By MARK EVANS
As winter settles in, COVID-19 is clawing its way back into the headlines again.
National leaders’ fears that the new Omicron variant would soon slip into the United States came to fruition by the end of last week. By Monday morning there had been a number of Omicron cases in the U.S, including Missouri.
Meanwhile, COVID numbers have ticked back up a bit in Ste. Genevieve County.
As of Nov. 29, the county had nine active cases and 16 confirmed new cases. By Dec. 1, there were 25 active cases and four new confirmed cases. On Monday it was 18 active and five new confirmed cases.
Jennifer Mueller, executive director of the county health department, is not panicked.
“I think we’re doing OK,” she said last week. “I’m not surprised by a few extra cases because it’s getting colder and that’s what happens when winter hits. There are more viruses out there. I’m not a bit concerned about it.”
Many questions are being raised about the Omicron variant.
“There has been at least one positive Omicron identified in the St. Louis region,” Mueller said Monday afternoon. “I know they’re talking about adding more places to the sewershed testing they’re doing.

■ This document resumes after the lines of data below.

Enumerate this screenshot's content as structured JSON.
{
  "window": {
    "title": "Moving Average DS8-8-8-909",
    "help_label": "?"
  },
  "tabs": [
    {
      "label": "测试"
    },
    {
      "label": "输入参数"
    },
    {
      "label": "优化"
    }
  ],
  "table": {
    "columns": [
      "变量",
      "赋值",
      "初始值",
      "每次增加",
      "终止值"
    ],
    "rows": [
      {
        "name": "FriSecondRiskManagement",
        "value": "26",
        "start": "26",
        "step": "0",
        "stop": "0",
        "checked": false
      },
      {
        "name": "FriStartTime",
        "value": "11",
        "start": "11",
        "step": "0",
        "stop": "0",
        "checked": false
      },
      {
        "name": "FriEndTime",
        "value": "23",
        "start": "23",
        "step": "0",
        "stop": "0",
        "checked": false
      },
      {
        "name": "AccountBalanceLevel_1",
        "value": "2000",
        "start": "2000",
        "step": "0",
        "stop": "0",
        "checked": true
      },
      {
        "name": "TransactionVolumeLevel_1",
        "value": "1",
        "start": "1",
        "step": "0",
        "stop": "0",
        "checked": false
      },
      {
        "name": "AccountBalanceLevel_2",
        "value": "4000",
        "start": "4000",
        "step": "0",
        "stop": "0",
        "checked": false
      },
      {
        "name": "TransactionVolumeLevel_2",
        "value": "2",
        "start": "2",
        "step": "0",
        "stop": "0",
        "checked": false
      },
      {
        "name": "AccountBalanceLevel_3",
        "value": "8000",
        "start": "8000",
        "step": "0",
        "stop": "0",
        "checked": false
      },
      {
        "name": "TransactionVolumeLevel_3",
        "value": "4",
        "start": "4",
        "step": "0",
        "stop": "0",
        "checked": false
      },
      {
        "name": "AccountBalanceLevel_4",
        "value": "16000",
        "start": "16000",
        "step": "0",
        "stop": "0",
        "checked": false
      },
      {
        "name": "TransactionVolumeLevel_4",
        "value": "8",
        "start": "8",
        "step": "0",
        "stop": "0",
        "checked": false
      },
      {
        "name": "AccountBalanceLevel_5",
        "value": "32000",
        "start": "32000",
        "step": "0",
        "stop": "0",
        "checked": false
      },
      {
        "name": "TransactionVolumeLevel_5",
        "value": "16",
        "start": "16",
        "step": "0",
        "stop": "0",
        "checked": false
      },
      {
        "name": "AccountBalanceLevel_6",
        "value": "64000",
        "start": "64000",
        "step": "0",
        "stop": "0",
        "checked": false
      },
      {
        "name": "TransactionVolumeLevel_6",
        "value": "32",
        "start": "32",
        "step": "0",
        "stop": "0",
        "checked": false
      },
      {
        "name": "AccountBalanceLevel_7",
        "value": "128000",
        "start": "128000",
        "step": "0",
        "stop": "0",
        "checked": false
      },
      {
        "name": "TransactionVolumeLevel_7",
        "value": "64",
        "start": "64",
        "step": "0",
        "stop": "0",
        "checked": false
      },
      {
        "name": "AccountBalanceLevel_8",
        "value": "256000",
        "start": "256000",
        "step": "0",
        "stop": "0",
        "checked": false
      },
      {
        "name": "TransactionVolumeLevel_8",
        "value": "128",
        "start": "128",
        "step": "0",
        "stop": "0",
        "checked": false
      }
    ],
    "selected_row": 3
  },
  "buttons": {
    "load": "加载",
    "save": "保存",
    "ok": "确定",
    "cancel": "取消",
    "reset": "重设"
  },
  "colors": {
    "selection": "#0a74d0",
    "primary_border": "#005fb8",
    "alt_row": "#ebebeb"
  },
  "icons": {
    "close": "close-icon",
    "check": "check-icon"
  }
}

That will be helpful.”
The sewershed testing tracks the amount of viral genetic material (viral load) in wastewater. It cannot tell the number of individuals currently infected with COVID-19. However, as data are collected and trends are identified, that information may be helpful to track the progression of the virus in communities and inform public health strategy.
The state is testing COVID-19 viral load in the wastewater of more than 50 participating community water systems across Missouri.
There is also much debate about how effective the current COVID vaccines will be against the Omicron strain.
“I’ve heard nothing yet on that end,” Mueller said. “It is still recommended, though that people be vaccinated because being vaccinated, it has been proven, helps keep people out of hospitals and helps prevent deaths. So, that is still the most recommended way to take care of yourself.”
The peak for COVID-19 cases in the county was in late November 2020, when there were 110 active cases.
There has also been some confusion about getting booster shots.
“The way the booster works is you get it six months after your second shot,” Mueller said. The county health department website said they should be taken six months or more after the “initial series.”
“’Initial series’ is meaning you have two shots,” Mueller explained.
The website also said that the boosters are available for those 65 and older, or who have health issues.
Mueller was quick to note that this has changed.
“Anybody can take it, 18 and over for Missouri,” she said. “They just changed that last week.”